Soundra Beamon, a Wayne County resident, put the photographs together as part of a graduate work project.

These white and black constructions show a range of stereotypes from watermelon-eating Sambo to the silly, shuffling and dim-witted Jim Crow.

The well-dressed black man carrying a serving tray is titled, "The Servant," and is meant to depict the inner conflicts white supremacists had with the changing status of blacks.

Ms. Beaumon even uses the word "coon" in the title of some of the photographs.

Ernest Hagan, she writes, was a black vaudeville performer, responsible for the wide use of "coon" through a popular song about black men.

Her well-dressed and flashy Zip Coon character reflects the changed view of the black man from a docile Sambo to a flamboyant and childish character.

Zip Coon, she writes, was seen as being contemptuous of whites and was viewed as a liar and a dandy.

In a book introducing her exhibition, Ms. Beamon writes that she is honored to present the images.

"I hope they will inform and also help to establish a place where a dialogue can begin so that the stereotypes will no longer be a part of our present."

The exhibit will be on display at the Wayne County Museum until the end of February.
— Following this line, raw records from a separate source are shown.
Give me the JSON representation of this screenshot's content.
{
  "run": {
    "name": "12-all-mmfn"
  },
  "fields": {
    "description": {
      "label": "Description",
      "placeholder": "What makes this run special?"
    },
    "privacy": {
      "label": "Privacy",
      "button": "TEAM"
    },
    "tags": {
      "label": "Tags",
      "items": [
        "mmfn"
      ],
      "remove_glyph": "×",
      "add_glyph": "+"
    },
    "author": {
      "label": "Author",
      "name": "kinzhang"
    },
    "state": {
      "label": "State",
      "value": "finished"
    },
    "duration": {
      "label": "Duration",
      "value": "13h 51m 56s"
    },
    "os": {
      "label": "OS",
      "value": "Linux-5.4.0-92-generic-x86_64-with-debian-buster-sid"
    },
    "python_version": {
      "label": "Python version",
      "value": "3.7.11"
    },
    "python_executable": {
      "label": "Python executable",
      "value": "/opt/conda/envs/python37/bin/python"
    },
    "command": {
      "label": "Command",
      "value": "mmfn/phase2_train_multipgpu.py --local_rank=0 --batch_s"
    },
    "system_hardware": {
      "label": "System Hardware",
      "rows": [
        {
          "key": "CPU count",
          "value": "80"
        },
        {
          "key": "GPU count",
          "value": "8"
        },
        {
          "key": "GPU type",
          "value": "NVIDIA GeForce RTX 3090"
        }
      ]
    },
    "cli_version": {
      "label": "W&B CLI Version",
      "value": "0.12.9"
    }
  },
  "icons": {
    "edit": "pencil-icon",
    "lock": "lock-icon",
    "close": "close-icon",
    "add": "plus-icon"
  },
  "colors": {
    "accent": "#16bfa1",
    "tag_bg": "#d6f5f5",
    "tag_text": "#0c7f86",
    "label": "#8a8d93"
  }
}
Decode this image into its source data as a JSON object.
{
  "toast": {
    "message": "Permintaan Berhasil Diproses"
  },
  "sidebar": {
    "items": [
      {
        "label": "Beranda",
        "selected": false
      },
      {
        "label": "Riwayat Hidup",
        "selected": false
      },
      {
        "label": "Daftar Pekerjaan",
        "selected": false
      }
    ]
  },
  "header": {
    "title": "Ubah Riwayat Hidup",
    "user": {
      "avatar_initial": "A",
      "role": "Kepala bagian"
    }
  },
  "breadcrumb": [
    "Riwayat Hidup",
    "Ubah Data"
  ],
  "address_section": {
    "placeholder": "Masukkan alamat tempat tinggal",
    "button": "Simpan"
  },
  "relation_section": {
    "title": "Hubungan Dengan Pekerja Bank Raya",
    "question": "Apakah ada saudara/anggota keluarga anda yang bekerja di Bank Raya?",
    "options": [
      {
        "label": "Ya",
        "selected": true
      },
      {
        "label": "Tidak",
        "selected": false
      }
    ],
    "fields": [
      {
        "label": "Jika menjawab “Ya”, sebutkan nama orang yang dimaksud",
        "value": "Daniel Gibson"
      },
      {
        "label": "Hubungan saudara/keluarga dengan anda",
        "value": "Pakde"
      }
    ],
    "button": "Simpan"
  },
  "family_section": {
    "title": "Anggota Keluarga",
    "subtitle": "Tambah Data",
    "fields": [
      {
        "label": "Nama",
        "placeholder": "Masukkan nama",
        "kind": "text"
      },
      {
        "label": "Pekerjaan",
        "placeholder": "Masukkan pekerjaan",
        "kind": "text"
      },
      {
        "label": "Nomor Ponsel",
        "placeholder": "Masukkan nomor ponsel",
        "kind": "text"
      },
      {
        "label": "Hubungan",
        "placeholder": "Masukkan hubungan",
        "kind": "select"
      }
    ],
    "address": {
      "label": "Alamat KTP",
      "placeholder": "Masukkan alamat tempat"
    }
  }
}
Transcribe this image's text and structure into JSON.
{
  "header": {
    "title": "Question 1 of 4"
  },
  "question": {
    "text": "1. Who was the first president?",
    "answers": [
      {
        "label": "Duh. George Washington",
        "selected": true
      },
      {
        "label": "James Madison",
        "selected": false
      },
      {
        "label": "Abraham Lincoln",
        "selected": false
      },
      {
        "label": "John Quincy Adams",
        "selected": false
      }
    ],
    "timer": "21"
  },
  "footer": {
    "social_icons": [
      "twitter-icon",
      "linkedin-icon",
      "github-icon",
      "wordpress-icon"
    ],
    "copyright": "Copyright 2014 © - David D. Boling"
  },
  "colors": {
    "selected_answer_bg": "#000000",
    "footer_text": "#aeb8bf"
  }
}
Museum hours of operation are Tuesday through Saturday, from 11 a.m. to 4 p.m.